Abrar claimed seven for 114 as England – after electing to bat in Multan – were bowled out for 281 before captain Babar Azam struck a fluent unbeaten 61 to guide his side to 107 for two at stumps.

The tourists had not deviated from their attacking brand of cricket which set up a thrilling conclusion to the first Test match in Rawalpindi, but this time Pakistan took wickets consistently on a pitch that ominously appeared to favour the spinners.

James Anderson took the only wicket of the day to fall to seam when he had Imam-ul-Haq caught behind by Ollie Pope for a duck from just the second ball he faced to leave Pakistan on five for one.

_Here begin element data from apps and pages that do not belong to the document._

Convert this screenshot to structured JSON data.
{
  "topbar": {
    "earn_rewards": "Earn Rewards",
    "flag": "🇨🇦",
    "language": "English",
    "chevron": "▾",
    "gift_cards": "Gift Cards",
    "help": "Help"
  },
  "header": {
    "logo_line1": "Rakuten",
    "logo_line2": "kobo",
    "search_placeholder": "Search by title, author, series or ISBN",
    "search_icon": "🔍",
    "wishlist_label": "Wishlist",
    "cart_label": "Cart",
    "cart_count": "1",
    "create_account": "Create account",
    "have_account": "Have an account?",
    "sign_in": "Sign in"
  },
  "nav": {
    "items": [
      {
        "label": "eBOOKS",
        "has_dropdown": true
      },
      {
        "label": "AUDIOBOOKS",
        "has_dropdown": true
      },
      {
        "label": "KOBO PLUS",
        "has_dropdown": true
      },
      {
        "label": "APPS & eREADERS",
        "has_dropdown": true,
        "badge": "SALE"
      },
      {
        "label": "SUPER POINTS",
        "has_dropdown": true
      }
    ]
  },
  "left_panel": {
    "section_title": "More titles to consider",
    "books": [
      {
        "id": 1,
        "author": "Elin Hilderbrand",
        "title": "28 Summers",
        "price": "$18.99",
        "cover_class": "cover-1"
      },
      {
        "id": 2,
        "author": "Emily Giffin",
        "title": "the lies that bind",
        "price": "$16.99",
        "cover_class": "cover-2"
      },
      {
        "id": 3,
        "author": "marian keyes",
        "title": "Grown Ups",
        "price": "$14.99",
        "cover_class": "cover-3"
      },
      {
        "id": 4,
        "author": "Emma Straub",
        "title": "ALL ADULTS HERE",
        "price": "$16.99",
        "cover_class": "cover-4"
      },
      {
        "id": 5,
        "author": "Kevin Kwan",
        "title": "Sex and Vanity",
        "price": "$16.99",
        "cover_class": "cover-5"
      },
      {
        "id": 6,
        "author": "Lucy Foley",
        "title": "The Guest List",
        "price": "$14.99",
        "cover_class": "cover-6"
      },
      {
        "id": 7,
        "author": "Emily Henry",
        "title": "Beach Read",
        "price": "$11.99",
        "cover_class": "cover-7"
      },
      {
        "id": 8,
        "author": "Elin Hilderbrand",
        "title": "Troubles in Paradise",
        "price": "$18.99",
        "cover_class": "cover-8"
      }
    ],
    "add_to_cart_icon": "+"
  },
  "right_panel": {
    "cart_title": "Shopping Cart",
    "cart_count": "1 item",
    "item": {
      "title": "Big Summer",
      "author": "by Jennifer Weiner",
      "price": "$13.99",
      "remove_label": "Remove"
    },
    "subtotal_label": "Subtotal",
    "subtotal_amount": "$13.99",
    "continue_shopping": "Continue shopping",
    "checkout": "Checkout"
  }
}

But Babar ensured they would not waste the good work done by Abrar with an innings including nine fours and a six and Pakistan will look to advance beyond England’s total as they bid to get back into the series.

Having been left out of the side for the first match, mystery spinner Abrar made the headlines, and had at one stage looked like becoming only the fourth player to take 10 wickets in a Test innings but he had to share the spoils as Zahid Mahmood took the last three.

Pakistan England Cricket
Ben Stokes is bowled by Abrar Ahmed (Anjum Naveed/AP)

His googly to Ben Stokes was the pick of his wickets as he successfully rattled through an English top-order who had dominated in the first Test.

The 24-year-old bowled a ball to the tourists’ captain that pitched on leg stump and turned sharply to hit the top of off, with a visibly stunned Stokes departing for 30.

Stokes had selected an extra seamer after it looked as though they were a fast-bowling option short at times in the first Test, but the pitch at Multan turned almost from the outset.

Although new to the international scene, in 14 first-class matches Abrar averages just 25.56, having taken 76 wickets.

Pakistan England Cricket
Abrar Ahmed celebrates the wicket of Zak Crawley (Anjum Naveed/AP)

He claimed five wickets in the morning session, firstly the scalp of Zak Crawley with only his fifth ball – and he finished the innings with the 12th best figures in a player’s debut Test innings.

Pope and Ben Duckett had scored half-centuries, but both fell to Abrar, with Pope caught attempting a reverse-sweep and Duckett trapped lbw.

Harry Brook sent a leading edge to mid-on to give Abrar his five-for with his debut wickets including Joe Root, both openers and Will Jacks.

Pakistan England Cricket
James Anderson celebrates the only wicket to fall to seam on day one (Anjum Naveed/AP)

Jack Leach was bowled reverse-sweeping his first ball and though Mark Wood blasted a useful 36 not out at number nine, Zahid (three for 63) wrapped things up with the wicket of Anderson.

After Anderson struck early, Leach claimed the second Pakistan wicket to fall when Abdullah Shafique edged to Pope for 14 and after a DRS review the original not out decision was overturned.

But an unbroken stand of 56 between Babar and Saud Shakeel left Pakistan in a strong position.